__TASK__
In the entries below, count every line containing "time". Return the number and nothing else.

[Opening EXERCISE DATA section]

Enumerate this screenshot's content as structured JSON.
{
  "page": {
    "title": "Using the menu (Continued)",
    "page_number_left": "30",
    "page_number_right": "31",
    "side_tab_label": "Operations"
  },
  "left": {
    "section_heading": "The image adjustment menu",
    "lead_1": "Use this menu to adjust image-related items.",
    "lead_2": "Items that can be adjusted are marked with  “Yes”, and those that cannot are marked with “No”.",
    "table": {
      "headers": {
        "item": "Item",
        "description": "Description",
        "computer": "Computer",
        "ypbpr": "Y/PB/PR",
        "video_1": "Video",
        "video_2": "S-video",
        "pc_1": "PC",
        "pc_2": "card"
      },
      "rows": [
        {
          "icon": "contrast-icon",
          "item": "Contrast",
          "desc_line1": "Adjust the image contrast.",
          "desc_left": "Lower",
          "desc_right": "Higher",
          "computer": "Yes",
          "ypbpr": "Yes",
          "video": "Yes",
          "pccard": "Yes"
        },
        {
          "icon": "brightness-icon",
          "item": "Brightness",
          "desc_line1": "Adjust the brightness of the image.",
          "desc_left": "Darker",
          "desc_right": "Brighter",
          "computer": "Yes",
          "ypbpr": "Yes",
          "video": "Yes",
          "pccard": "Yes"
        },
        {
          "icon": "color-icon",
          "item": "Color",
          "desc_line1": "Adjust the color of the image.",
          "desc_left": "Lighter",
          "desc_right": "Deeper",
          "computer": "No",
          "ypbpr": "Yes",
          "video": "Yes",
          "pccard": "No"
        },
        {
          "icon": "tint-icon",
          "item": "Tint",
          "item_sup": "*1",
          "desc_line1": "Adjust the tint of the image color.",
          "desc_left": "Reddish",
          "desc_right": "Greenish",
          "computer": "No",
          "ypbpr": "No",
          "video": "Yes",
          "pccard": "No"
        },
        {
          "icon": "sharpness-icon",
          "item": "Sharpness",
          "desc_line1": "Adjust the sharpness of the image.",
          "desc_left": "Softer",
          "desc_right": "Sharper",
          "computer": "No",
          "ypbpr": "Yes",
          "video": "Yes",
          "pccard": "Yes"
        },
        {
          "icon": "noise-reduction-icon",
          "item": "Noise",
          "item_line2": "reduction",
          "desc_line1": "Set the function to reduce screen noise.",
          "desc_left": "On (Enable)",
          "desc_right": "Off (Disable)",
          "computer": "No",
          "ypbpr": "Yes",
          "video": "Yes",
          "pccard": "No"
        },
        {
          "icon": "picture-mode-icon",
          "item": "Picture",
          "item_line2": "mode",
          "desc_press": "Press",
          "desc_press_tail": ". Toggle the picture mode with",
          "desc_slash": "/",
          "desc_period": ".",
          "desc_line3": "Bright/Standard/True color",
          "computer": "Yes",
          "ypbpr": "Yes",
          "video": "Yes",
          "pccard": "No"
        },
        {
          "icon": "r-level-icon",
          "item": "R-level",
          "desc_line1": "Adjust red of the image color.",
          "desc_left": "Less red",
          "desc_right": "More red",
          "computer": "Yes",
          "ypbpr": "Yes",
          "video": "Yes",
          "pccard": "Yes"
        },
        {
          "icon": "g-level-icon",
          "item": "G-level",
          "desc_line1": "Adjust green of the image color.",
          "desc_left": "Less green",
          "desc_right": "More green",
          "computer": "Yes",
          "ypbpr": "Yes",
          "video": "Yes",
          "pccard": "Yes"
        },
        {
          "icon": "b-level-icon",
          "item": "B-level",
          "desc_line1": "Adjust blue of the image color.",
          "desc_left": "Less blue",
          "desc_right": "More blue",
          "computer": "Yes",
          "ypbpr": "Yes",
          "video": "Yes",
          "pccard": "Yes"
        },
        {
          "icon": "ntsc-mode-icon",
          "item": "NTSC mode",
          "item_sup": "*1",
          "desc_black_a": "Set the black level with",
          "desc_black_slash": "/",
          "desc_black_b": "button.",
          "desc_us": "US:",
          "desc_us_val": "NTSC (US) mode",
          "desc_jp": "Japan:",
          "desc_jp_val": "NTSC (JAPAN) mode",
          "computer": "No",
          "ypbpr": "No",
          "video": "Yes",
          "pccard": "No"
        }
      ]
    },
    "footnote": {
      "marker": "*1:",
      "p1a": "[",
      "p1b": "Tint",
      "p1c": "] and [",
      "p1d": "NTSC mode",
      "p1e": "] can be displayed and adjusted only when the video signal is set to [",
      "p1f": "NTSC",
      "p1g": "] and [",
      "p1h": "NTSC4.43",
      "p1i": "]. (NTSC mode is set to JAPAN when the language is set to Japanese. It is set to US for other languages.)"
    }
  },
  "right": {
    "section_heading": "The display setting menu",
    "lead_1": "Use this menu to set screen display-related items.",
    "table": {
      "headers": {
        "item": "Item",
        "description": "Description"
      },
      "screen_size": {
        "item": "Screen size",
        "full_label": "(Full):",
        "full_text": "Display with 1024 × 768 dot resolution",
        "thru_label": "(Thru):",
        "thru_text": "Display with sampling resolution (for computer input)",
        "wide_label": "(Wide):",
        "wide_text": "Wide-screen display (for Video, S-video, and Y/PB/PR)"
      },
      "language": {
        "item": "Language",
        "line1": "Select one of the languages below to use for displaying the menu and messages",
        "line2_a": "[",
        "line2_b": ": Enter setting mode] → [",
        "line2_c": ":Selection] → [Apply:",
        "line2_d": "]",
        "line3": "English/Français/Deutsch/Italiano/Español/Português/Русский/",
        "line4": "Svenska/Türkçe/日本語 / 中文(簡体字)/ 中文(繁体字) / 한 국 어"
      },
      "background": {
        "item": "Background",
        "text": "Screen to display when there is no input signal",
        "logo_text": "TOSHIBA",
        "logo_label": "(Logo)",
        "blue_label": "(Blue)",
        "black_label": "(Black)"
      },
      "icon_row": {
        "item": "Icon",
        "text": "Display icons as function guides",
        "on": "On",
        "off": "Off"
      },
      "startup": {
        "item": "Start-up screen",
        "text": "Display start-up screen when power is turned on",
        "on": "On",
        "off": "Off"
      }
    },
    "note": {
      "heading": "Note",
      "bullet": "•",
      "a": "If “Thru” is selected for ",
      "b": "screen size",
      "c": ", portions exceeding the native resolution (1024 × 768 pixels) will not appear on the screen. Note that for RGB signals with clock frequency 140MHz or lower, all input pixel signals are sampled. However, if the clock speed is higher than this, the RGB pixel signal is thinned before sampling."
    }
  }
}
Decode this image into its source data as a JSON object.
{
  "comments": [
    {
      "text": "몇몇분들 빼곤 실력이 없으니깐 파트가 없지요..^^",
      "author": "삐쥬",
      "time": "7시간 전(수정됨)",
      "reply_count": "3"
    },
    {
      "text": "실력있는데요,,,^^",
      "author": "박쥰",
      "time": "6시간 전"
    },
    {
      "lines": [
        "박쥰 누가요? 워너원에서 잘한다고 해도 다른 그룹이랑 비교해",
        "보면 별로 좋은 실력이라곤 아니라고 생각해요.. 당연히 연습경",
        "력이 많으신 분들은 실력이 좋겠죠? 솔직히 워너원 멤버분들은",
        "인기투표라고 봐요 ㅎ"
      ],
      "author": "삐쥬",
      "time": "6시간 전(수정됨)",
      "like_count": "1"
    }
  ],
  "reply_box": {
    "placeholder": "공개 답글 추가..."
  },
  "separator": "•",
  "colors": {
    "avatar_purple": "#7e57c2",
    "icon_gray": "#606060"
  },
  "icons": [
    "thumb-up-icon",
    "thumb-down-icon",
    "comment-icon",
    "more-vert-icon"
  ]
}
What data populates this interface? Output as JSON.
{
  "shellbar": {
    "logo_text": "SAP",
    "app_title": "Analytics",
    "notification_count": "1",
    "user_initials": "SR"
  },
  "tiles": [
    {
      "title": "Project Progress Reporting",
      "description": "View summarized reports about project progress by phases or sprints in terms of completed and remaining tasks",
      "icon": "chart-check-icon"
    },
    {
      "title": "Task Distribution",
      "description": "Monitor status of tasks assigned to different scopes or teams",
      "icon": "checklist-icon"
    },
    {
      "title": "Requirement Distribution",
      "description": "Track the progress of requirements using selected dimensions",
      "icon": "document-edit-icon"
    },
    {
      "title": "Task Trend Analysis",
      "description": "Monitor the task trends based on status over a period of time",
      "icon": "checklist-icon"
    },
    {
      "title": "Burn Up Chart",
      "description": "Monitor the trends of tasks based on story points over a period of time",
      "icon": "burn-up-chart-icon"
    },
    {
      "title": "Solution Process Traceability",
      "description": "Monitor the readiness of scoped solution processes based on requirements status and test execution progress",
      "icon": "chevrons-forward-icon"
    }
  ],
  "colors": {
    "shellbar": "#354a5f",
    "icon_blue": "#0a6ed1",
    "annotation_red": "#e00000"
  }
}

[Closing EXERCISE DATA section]

__SOLUTION FOR THIS TASK__
5